=== Data records ===

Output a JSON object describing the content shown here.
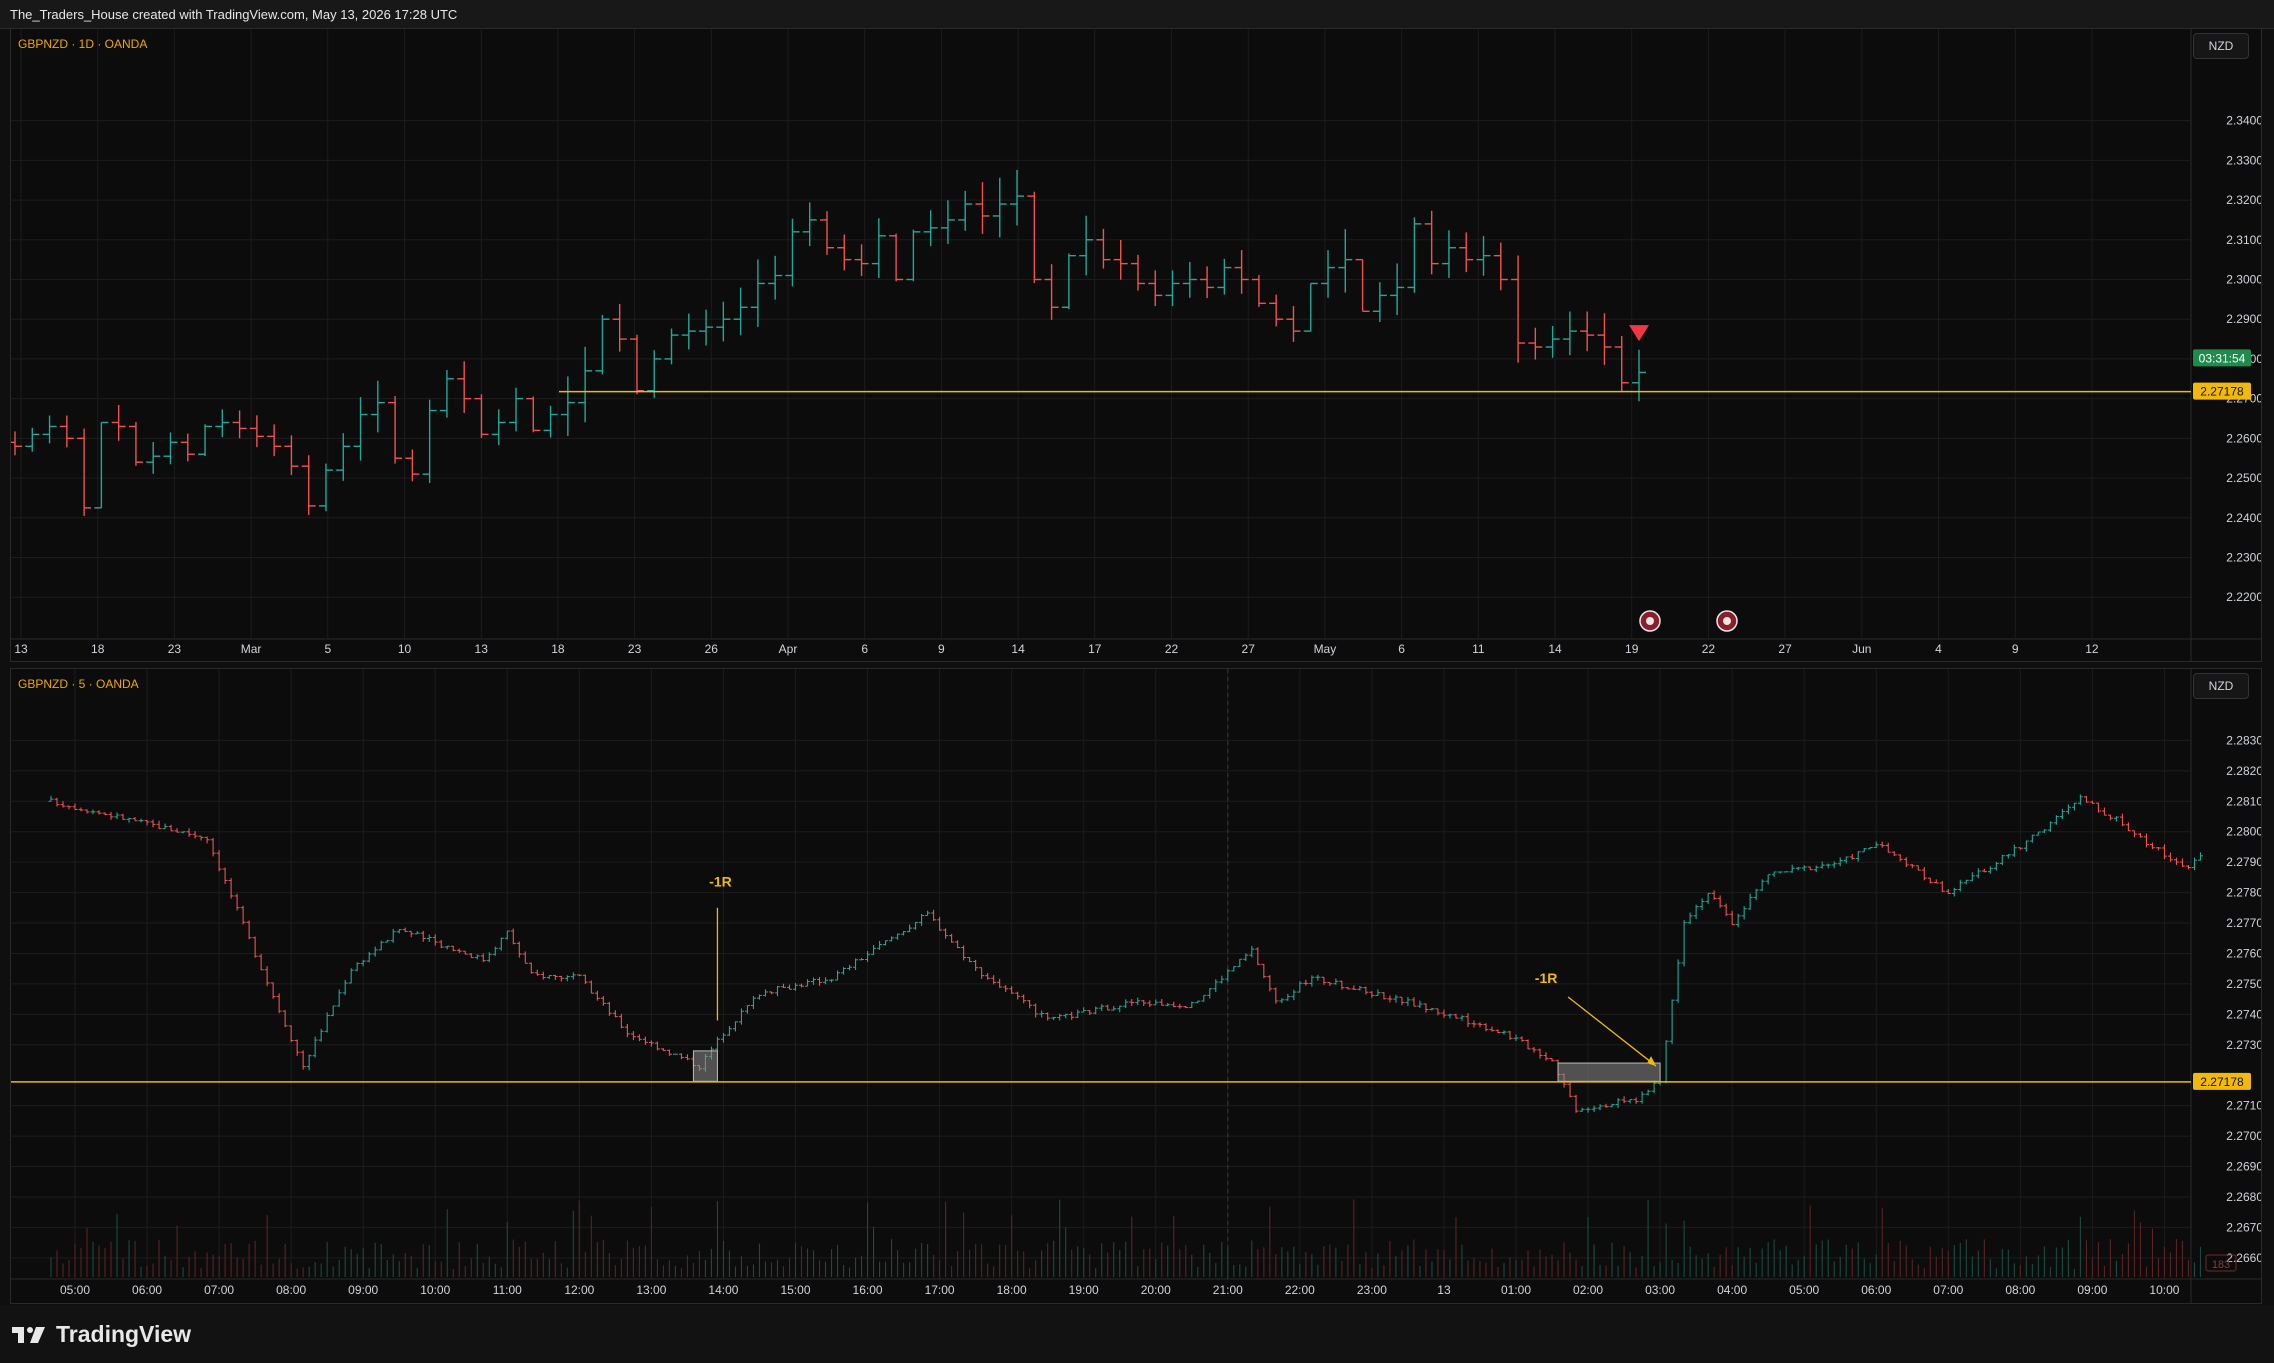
{
  "header": {
    "attribution": "The_Traders_House created with TradingView.com, May 13, 2026 17:28 UTC"
  },
  "footer": {
    "brand": "TradingView"
  },
  "colors": {
    "up": "#26a69a",
    "down": "#ef5350",
    "level": "#f0b90b",
    "grid": "#1c1c1c",
    "axis_text": "#d1d4dc"
  },
  "chart_data": [
    {
      "type": "ohlc",
      "title": "GBPNZD · 1D · OANDA",
      "currency": "NZD",
      "y_ticks": [
        "2.34000",
        "2.33000",
        "2.32000",
        "2.31000",
        "2.30000",
        "2.29000",
        "2.28000",
        "2.27000",
        "2.26000",
        "2.25000",
        "2.24000",
        "2.23000",
        "2.22000"
      ],
      "ylim": [
        2.212,
        2.353
      ],
      "x_ticks": [
        "13",
        "18",
        "23",
        "Mar",
        "5",
        "10",
        "13",
        "18",
        "23",
        "26",
        "Apr",
        "6",
        "9",
        "14",
        "17",
        "22",
        "27",
        "May",
        "6",
        "11",
        "14",
        "19",
        "22",
        "27",
        "Jun",
        "4",
        "9",
        "12"
      ],
      "level_price": 2.27178,
      "level_label": "2.27178",
      "countdown_label": "03:31:54",
      "last_price": 2.2766,
      "markers": [
        {
          "type": "down-triangle",
          "color": "#f23645",
          "near": "last bar"
        },
        {
          "type": "event-flag",
          "x_label": "14"
        },
        {
          "type": "event-flag",
          "x_label": "19"
        }
      ],
      "bar_closes": [
        2.258,
        2.261,
        2.263,
        2.26,
        2.2425,
        2.264,
        2.263,
        2.254,
        2.2555,
        2.259,
        2.256,
        2.263,
        2.264,
        2.2625,
        2.2605,
        2.258,
        2.253,
        2.243,
        2.252,
        2.258,
        2.266,
        2.269,
        2.255,
        2.251,
        2.267,
        2.275,
        2.27,
        2.261,
        2.264,
        2.27,
        2.262,
        2.266,
        2.269,
        2.277,
        2.29,
        2.285,
        2.272,
        2.28,
        2.286,
        2.287,
        2.288,
        2.29,
        2.293,
        2.299,
        2.301,
        2.312,
        2.315,
        2.308,
        2.305,
        2.304,
        2.311,
        2.3,
        2.312,
        2.313,
        2.315,
        2.319,
        2.316,
        2.319,
        2.321,
        2.3,
        2.293,
        2.306,
        2.31,
        2.305,
        2.304,
        2.299,
        2.296,
        2.299,
        2.3,
        2.298,
        2.303,
        2.3,
        2.294,
        2.29,
        2.287,
        2.299,
        2.303,
        2.305,
        2.292,
        2.296,
        2.298,
        2.314,
        2.304,
        2.308,
        2.305,
        2.306,
        2.3,
        2.284,
        2.283,
        2.285,
        2.287,
        2.286,
        2.283,
        2.274,
        2.2766
      ],
      "bar_ranges": [
        0.006,
        0.006,
        0.007,
        0.008,
        0.022,
        0.012,
        0.009,
        0.011,
        0.008,
        0.008,
        0.007,
        0.008,
        0.007,
        0.007,
        0.008,
        0.008,
        0.01,
        0.015,
        0.012,
        0.012,
        0.016,
        0.013,
        0.017,
        0.008,
        0.021,
        0.012,
        0.013,
        0.011,
        0.009,
        0.011,
        0.009,
        0.008,
        0.015,
        0.019,
        0.015,
        0.012,
        0.015,
        0.012,
        0.009,
        0.009,
        0.009,
        0.01,
        0.012,
        0.017,
        0.011,
        0.017,
        0.011,
        0.011,
        0.009,
        0.008,
        0.015,
        0.012,
        0.013,
        0.009,
        0.011,
        0.01,
        0.013,
        0.015,
        0.014,
        0.023,
        0.014,
        0.014,
        0.015,
        0.01,
        0.01,
        0.009,
        0.009,
        0.009,
        0.009,
        0.008,
        0.009,
        0.011,
        0.008,
        0.008,
        0.009,
        0.011,
        0.012,
        0.016,
        0.012,
        0.01,
        0.013,
        0.019,
        0.016,
        0.012,
        0.01,
        0.01,
        0.012,
        0.027,
        0.008,
        0.008,
        0.011,
        0.01,
        0.013,
        0.014,
        0.013
      ]
    },
    {
      "type": "ohlc",
      "title": "GBPNZD · 5 · OANDA",
      "currency": "NZD",
      "y_ticks": [
        "2.28300",
        "2.28200",
        "2.28100",
        "2.28000",
        "2.27900",
        "2.27800",
        "2.27700",
        "2.27600",
        "2.27500",
        "2.27400",
        "2.27300",
        "2.27100",
        "2.27000",
        "2.26900",
        "2.26800",
        "2.26700",
        "2.26600"
      ],
      "ylim": [
        2.2657,
        2.2839
      ],
      "x_ticks": [
        "05:00",
        "06:00",
        "07:00",
        "08:00",
        "09:00",
        "10:00",
        "11:00",
        "12:00",
        "13:00",
        "14:00",
        "15:00",
        "16:00",
        "17:00",
        "18:00",
        "19:00",
        "20:00",
        "21:00",
        "22:00",
        "23:00",
        "13",
        "01:00",
        "02:00",
        "03:00",
        "04:00",
        "05:00",
        "06:00",
        "07:00",
        "08:00",
        "09:00",
        "10:00"
      ],
      "level_price": 2.27178,
      "level_label": "2.27178",
      "volume_badge": "183",
      "annotations": [
        {
          "text": "-1R",
          "anchor_time": "13:55",
          "price": 2.2771
        },
        {
          "text": "-1R",
          "anchor_time": "02:40",
          "price": 2.2749
        }
      ],
      "zones": [
        {
          "start_time": "13:35",
          "end_time": "13:55",
          "low": 2.2718,
          "high": 2.2728
        },
        {
          "start_time": "01:35",
          "end_time": "03:00",
          "low": 2.2718,
          "high": 2.2724
        }
      ],
      "anchors": [
        {
          "time": "04:40",
          "price": 2.281
        },
        {
          "time": "06:50",
          "price": 2.2798
        },
        {
          "time": "07:30",
          "price": 2.276
        },
        {
          "time": "08:10",
          "price": 2.2723
        },
        {
          "time": "08:50",
          "price": 2.2755
        },
        {
          "time": "09:30",
          "price": 2.2768
        },
        {
          "time": "10:40",
          "price": 2.2758
        },
        {
          "time": "11:00",
          "price": 2.2767
        },
        {
          "time": "11:20",
          "price": 2.2753
        },
        {
          "time": "12:00",
          "price": 2.2752
        },
        {
          "time": "12:40",
          "price": 2.2734
        },
        {
          "time": "13:40",
          "price": 2.2723
        },
        {
          "time": "14:00",
          "price": 2.2734
        },
        {
          "time": "14:30",
          "price": 2.2747
        },
        {
          "time": "15:30",
          "price": 2.2752
        },
        {
          "time": "16:50",
          "price": 2.2773
        },
        {
          "time": "17:30",
          "price": 2.2755
        },
        {
          "time": "18:30",
          "price": 2.2738
        },
        {
          "time": "19:40",
          "price": 2.2744
        },
        {
          "time": "20:30",
          "price": 2.2743
        },
        {
          "time": "21:00",
          "price": 2.2754
        },
        {
          "time": "21:20",
          "price": 2.2761
        },
        {
          "time": "21:40",
          "price": 2.2744
        },
        {
          "time": "22:10",
          "price": 2.2752
        },
        {
          "time": "23:30",
          "price": 2.2744
        },
        {
          "time": "00:50",
          "price": 2.2734
        },
        {
          "time": "01:30",
          "price": 2.2725
        },
        {
          "time": "01:50",
          "price": 2.2709
        },
        {
          "time": "02:40",
          "price": 2.2712
        },
        {
          "time": "03:00",
          "price": 2.2718
        },
        {
          "time": "03:20",
          "price": 2.2771
        },
        {
          "time": "03:40",
          "price": 2.278
        },
        {
          "time": "04:00",
          "price": 2.277
        },
        {
          "time": "04:30",
          "price": 2.2786
        },
        {
          "time": "05:30",
          "price": 2.279
        },
        {
          "time": "06:00",
          "price": 2.2796
        },
        {
          "time": "07:00",
          "price": 2.278
        },
        {
          "time": "07:40",
          "price": 2.279
        },
        {
          "time": "08:10",
          "price": 2.2798
        },
        {
          "time": "08:50",
          "price": 2.2811
        },
        {
          "time": "09:20",
          "price": 2.2804
        },
        {
          "time": "09:50",
          "price": 2.2795
        },
        {
          "time": "10:20",
          "price": 2.2788
        },
        {
          "time": "10:30",
          "price": 2.2792
        }
      ]
    }
  ]
}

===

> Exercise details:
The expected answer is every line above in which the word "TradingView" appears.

> Response box:
    "attribution": "The_Traders_House created with TradingView.com, May 13, 2026 17:28 UTC"
    "brand": "TradingView"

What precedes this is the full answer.